§ **TASK DETAILS**
Across the records below, how many lines include the word "description"? State only the number.

[Records contained in a dataset]
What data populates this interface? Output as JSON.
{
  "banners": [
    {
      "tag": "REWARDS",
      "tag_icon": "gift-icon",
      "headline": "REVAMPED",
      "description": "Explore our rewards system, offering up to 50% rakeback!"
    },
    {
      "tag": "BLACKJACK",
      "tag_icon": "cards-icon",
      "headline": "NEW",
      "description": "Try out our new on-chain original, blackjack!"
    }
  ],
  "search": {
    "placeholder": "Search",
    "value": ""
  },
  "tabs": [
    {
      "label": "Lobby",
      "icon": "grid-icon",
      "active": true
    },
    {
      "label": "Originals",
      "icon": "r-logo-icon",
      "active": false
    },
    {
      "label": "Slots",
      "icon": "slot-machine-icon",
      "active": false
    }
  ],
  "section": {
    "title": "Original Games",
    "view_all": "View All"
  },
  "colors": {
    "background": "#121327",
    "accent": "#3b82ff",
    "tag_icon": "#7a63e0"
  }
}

§ **ANSWER SPACE**
2